# [WHAT THE EXERCISE ASKS]
Your answer should be the lines of the data below that contain "duration".

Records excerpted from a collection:
^^^^^^^^

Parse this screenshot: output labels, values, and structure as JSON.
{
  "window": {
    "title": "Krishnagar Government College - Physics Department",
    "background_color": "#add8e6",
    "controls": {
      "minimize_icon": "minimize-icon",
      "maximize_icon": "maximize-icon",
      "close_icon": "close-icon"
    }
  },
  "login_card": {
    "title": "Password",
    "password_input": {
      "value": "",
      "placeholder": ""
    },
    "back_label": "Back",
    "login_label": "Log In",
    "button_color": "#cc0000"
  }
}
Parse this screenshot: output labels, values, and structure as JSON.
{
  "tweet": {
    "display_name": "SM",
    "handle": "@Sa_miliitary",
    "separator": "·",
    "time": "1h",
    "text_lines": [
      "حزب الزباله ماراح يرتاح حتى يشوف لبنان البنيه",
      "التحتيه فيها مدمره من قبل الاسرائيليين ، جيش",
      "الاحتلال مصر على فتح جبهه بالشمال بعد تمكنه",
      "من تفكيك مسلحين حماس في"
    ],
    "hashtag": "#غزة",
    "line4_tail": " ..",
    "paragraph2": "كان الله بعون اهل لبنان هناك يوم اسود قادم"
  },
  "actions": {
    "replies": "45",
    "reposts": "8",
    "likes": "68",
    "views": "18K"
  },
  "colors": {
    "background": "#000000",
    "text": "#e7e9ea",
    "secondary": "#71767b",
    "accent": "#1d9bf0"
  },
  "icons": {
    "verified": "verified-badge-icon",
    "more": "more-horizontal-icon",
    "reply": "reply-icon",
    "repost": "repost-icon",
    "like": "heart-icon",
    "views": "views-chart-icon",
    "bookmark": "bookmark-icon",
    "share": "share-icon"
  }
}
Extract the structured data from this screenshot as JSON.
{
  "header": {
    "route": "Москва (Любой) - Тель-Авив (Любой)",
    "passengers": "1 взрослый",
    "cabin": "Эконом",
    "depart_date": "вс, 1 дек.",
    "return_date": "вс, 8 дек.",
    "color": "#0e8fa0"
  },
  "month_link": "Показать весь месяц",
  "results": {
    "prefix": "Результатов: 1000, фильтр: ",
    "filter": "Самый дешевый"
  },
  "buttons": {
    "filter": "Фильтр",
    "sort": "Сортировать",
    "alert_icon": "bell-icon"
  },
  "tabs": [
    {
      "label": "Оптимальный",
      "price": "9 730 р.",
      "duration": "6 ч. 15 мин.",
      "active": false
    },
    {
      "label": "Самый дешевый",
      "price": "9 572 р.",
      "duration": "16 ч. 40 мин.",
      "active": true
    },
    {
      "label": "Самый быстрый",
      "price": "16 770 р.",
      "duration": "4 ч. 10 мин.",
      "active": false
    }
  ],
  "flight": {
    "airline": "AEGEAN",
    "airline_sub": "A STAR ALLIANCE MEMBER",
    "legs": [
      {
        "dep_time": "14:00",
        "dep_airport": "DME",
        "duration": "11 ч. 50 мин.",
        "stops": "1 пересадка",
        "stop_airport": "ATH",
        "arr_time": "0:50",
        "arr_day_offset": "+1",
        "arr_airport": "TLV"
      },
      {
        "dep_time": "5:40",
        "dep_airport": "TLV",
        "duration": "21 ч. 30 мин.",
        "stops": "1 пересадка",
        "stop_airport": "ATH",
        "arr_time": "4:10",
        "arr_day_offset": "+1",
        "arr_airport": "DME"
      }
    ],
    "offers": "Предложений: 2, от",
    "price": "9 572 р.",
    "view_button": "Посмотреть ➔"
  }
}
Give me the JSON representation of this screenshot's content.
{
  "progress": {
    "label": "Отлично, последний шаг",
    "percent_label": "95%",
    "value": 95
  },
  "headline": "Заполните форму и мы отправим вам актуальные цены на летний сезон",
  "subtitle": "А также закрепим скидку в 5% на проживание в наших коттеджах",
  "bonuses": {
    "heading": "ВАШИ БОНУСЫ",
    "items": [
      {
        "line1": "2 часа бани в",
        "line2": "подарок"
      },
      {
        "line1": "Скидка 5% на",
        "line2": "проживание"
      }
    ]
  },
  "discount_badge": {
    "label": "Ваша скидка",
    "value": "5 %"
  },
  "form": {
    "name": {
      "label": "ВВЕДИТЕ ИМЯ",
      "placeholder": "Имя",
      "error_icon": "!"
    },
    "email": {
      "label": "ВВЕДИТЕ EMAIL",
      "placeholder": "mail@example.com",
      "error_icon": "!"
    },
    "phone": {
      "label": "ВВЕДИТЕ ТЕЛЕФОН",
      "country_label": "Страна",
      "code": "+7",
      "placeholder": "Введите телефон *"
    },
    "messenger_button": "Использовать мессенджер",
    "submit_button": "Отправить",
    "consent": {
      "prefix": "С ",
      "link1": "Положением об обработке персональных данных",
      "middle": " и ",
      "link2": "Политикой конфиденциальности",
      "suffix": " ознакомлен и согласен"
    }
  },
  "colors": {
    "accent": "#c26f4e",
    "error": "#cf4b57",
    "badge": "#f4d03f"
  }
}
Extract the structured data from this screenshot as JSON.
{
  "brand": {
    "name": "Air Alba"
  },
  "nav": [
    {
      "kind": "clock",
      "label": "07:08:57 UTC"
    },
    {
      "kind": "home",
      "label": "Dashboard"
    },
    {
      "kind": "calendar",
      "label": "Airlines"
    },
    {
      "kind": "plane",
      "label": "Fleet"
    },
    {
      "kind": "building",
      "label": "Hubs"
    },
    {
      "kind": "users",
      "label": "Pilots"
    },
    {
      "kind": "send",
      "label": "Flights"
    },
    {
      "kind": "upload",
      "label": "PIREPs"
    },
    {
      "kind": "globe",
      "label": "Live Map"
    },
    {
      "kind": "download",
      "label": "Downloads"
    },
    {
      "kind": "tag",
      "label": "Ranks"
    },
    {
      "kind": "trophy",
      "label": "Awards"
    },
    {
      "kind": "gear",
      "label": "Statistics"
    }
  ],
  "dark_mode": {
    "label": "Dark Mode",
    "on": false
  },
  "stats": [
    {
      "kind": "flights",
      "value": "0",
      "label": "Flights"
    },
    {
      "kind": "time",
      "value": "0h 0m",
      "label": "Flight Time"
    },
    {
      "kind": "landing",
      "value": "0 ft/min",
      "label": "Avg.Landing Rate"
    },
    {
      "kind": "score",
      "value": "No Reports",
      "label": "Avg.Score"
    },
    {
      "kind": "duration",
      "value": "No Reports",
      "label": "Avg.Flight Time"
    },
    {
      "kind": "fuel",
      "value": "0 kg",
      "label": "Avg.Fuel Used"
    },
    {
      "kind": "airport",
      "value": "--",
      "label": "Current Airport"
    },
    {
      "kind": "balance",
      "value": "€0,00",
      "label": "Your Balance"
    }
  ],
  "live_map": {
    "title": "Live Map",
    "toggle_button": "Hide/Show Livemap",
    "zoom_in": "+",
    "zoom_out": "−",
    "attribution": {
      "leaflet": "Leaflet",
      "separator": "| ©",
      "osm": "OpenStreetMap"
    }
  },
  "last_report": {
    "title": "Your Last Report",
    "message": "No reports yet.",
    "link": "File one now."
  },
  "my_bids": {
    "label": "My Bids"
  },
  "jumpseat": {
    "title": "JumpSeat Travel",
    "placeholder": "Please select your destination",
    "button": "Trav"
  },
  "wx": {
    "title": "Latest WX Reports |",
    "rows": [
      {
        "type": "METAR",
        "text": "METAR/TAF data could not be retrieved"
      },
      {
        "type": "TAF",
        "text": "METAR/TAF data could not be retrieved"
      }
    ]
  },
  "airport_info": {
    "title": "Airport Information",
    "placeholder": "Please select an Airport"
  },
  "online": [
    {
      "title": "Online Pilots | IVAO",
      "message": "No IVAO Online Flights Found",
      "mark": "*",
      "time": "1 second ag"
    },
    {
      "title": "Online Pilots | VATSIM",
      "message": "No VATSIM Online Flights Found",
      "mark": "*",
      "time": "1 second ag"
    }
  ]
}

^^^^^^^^

# [EXPECTED ANSWER]
      "duration": "6 ч. 15 мин.",
      "duration": "16 ч. 40 мин.",
      "duration": "4 ч. 10 мин.",
        "duration": "11 ч. 50 мин.",
        "duration": "21 ч. 30 мин.",
      "kind": "duration",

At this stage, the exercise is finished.